**To do**
Extract every record, exactly as written, and ignore the pictures.

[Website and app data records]
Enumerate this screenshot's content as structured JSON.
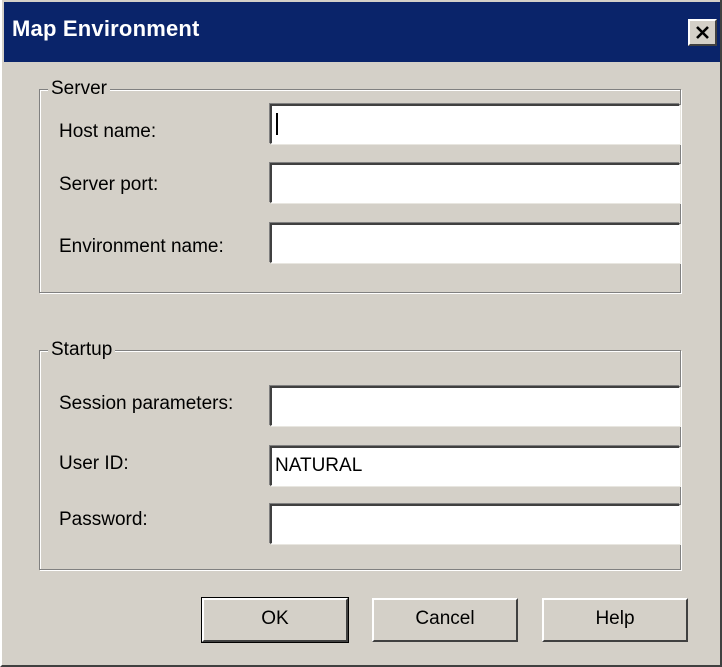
{
  "window": {
    "title": "Map Environment",
    "close_icon": "close-icon"
  },
  "server": {
    "legend": "Server",
    "host_label": "Host name:",
    "host_value": "",
    "port_label": "Server port:",
    "port_value": "",
    "env_label": "Environment name:",
    "env_value": ""
  },
  "startup": {
    "legend": "Startup",
    "session_label": "Session parameters:",
    "session_value": "",
    "userid_label": "User ID:",
    "userid_value": "NATURAL",
    "password_label": "Password:",
    "password_value": ""
  },
  "buttons": {
    "ok": "OK",
    "cancel": "Cancel",
    "help": "Help"
  },
  "colors": {
    "titlebar": "#0a246a",
    "face": "#d4d0c8"
  }
}
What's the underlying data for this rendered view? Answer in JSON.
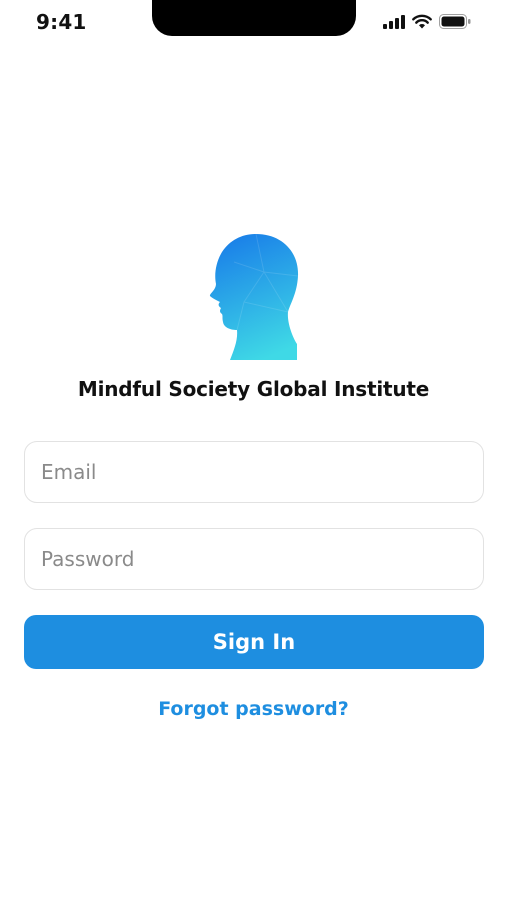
{
  "status_bar": {
    "time": "9:41",
    "icons": [
      "cellular-signal-icon",
      "wifi-icon",
      "battery-icon"
    ]
  },
  "logo": {
    "icon": "head-profile-icon",
    "colors": {
      "top": "#1a7fe8",
      "bottom": "#3fd9e6"
    }
  },
  "brand": {
    "title": "Mindful Society Global Institute"
  },
  "form": {
    "email_placeholder": "Email",
    "email_value": "",
    "password_placeholder": "Password",
    "password_value": "",
    "sign_in_label": "Sign In",
    "forgot_label": "Forgot password?"
  },
  "colors": {
    "accent": "#1e8ee0",
    "field_border": "#e2e2e2",
    "text": "#111111"
  }
}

**Task response**
Enumerate this screenshot's content as structured JSON.
{
  "window": {
    "title": "Map Environment",
    "close_icon": "close-icon"
  },
  "server": {
    "legend": "Server",
    "host_label": "Host name:",
    "host_value": "",
    "port_label": "Server port:",
    "port_value": "",
    "env_label": "Environment name:",
    "env_value": ""
  },
  "startup": {
    "legend": "Startup",
    "session_label": "Session parameters:",
    "session_value": "",
    "userid_label": "User ID:",
    "userid_value": "NATURAL",
    "password_label": "Password:",
    "password_value": ""
  },
  "buttons": {
    "ok": "OK",
    "cancel": "Cancel",
    "help": "Help"
  },
  "colors": {
    "titlebar": "#0a246a",
    "face": "#d4d0c8"
  }
}
What's the underlying data for this rendered view? Answer in JSON.
{
  "status_bar": {
    "time": "9:41",
    "icons": [
      "cellular-signal-icon",
      "wifi-icon",
      "battery-icon"
    ]
  },
  "logo": {
    "icon": "head-profile-icon",
    "colors": {
      "top": "#1a7fe8",
      "bottom": "#3fd9e6"
    }
  },
  "brand": {
    "title": "Mindful Society Global Institute"
  },
  "form": {
    "email_placeholder": "Email",
    "email_value": "",
    "password_placeholder": "Password",
    "password_value": "",
    "sign_in_label": "Sign In",
    "forgot_label": "Forgot password?"
  },
  "colors": {
    "accent": "#1e8ee0",
    "field_border": "#e2e2e2",
    "text": "#111111"
  }
}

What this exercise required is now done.